We scarcely venture to think what must have been the reflections of Joseph on what had passed. We read of saints, and even of ordinary persons, who in a moment of grace have seen before them the whole mystery of Christian faith. But what had he beheld! and with so much grace, what mysteries could he comprehend, of which other souls are unconscious! He, whose office transcended that of the angels, could rise above them to a height inferior only to that attained by the Mother of God. He knew that mystery of redemption, revealed to Adam when contrition had opened the gate to pardon; that mystery which Abraham believed, and won by faith its promise; that mystery which Moses and the people saw prefigured in the desert. He knew more than the prophets; what they saw under a veil, he saw revealed. The Redeemer is come, He is beneath his roof; He will soon call him father. The Virgin, who has conceived Him, calls Joseph by the name of husband. He possesses that which the Fathers speak of, that mystical date dropped by the divine dove in the sealed garden: the palm which sprang from it was his property by all laws, both human and divine. What must have been his first interview with Mary after this great revelation! with what loving awe must he have beheld her, and what adoration must he have offered to the Word made flesh! There is a veil on these wonderful moments, but God loves to see His servants try to raise it. And then the months of contemplation before the Nativity the joy of what the prophet calls 'the prisoner of hope'! With what ecstasy must Joseph have pursued his labours, conscious that his God was near! With what raptures must he have communicated with Him; and when he slept, it was in the thought that the Incarnate Lord was there. When Mary spoke, the words broke the silence of unceasing prayer, and shed light and fervour into Joseph's soul, and he could contemplate always her who has been described as 'clothed with the sun.' He could contemplate what the saints only can speak of, though it is allowed to each, according to their capacity, to gaze and feed on it—that mystery of mercy, the Incarnation, which was accomplished for each individual. A saint said, when told of any new wonder of God's mercy, 'Nothing can surprise me; one only thing is wonderful, the Incarnation.' We are told that Mary, after she had received the Annunciation, went with haste to visit Elizabeth; but we know not whether Joseph was present at the salutation; whether he guarded her in the hill country of Judea; or whether he remained in desolation and solitude such as none ever had, for none ever had received such consolation.

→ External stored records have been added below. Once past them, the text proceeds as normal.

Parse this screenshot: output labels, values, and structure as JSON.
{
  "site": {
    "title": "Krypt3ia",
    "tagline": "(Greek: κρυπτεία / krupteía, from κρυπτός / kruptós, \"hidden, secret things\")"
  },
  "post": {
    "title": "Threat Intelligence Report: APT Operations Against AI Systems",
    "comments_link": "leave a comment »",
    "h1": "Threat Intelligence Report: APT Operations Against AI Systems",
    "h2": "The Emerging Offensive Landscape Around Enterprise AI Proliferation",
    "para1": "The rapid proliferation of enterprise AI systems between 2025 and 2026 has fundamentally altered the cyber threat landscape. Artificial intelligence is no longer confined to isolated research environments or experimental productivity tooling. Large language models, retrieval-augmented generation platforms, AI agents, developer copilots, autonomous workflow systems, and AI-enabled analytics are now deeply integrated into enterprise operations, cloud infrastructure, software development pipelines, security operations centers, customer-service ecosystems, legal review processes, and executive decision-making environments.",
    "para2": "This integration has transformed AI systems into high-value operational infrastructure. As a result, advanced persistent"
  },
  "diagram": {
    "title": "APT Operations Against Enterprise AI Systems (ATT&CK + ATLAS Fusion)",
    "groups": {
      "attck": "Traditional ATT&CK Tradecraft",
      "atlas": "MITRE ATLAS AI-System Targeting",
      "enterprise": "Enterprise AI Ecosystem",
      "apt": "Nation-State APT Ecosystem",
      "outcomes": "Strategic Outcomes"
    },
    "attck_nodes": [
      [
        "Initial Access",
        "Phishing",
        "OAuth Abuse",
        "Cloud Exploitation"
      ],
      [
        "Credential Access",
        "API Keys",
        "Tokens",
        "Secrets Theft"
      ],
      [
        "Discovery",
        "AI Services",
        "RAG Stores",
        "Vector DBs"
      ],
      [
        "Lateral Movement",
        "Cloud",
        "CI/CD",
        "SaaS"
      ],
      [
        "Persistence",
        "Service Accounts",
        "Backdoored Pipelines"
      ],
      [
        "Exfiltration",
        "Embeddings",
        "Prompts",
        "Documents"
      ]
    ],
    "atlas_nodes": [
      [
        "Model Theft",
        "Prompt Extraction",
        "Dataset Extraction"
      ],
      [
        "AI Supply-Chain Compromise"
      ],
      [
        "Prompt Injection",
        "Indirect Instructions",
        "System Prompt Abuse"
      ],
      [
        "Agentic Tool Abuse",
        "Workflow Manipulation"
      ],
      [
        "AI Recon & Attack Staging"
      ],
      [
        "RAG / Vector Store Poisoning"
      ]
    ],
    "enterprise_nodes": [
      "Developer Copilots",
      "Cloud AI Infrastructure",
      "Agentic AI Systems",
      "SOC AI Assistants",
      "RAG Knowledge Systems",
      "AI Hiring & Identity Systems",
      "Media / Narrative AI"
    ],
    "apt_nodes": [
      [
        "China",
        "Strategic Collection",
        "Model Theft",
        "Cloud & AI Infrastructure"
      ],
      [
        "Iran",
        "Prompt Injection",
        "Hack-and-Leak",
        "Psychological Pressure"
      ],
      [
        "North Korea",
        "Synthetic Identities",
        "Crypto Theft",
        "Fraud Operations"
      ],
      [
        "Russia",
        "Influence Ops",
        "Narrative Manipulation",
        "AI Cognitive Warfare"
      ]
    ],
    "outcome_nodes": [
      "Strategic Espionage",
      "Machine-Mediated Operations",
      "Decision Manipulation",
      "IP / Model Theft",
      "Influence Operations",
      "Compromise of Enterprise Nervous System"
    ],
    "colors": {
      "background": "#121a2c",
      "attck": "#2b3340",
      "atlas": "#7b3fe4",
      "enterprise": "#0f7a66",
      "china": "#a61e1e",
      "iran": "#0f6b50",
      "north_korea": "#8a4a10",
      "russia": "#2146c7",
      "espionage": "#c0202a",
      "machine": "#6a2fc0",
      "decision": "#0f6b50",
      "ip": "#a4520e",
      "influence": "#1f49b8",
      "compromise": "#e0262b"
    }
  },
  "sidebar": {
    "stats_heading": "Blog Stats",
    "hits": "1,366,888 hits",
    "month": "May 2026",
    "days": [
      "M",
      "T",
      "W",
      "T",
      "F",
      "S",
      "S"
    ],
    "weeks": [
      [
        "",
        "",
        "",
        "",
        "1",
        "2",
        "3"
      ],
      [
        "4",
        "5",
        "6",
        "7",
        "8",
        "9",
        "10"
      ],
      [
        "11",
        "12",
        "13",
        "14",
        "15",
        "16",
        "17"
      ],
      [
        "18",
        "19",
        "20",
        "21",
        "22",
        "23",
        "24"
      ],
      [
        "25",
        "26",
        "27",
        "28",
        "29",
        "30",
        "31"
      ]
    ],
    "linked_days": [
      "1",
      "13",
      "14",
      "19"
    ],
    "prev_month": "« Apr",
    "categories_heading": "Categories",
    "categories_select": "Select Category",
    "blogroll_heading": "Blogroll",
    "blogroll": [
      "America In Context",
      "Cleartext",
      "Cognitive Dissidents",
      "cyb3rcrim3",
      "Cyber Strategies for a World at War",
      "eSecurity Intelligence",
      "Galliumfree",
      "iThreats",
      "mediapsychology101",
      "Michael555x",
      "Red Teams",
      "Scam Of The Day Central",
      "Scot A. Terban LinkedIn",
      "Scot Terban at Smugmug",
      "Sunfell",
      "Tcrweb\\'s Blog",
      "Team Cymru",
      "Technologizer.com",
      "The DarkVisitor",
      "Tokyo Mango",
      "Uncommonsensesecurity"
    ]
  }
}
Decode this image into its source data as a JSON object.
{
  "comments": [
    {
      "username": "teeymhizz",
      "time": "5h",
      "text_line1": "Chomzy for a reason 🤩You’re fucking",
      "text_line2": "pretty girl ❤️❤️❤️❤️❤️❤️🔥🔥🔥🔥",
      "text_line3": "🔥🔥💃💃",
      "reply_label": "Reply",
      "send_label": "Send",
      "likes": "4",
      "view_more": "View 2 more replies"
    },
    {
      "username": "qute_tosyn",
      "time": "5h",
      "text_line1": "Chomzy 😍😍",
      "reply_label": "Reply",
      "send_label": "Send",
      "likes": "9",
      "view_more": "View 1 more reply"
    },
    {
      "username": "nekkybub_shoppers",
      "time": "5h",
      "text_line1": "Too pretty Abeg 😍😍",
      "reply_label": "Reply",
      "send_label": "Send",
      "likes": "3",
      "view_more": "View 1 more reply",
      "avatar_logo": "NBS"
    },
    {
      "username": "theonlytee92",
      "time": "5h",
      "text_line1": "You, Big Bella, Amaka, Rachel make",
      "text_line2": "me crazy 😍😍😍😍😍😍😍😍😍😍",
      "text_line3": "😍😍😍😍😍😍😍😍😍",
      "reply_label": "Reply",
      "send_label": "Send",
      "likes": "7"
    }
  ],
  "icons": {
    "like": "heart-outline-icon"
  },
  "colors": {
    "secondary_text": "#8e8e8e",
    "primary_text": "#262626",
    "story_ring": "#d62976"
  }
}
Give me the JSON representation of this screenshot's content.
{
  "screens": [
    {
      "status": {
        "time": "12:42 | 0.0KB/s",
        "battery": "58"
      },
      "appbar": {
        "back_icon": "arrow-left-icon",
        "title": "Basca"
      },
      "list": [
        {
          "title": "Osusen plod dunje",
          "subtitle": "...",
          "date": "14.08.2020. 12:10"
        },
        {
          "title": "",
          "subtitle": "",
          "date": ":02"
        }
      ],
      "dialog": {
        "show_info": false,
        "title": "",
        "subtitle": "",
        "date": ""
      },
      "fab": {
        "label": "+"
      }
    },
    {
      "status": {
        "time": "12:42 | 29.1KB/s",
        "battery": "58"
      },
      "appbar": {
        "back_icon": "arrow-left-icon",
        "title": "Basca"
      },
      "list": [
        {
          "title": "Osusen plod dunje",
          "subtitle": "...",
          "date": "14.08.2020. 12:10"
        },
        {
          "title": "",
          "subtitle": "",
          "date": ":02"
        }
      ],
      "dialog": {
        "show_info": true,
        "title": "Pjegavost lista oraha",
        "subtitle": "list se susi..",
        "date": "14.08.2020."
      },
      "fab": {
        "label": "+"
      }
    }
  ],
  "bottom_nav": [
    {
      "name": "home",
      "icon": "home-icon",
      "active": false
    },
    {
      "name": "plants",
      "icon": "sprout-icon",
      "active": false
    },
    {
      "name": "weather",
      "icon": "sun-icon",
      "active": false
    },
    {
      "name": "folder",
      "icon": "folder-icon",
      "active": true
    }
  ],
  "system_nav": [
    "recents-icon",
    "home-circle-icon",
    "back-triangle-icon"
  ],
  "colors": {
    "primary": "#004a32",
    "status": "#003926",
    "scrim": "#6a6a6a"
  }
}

Mary and Elizabeth, Zachariah and Joseph, were the only souls belonging to the new dispensation; yet the Scriptures are silent.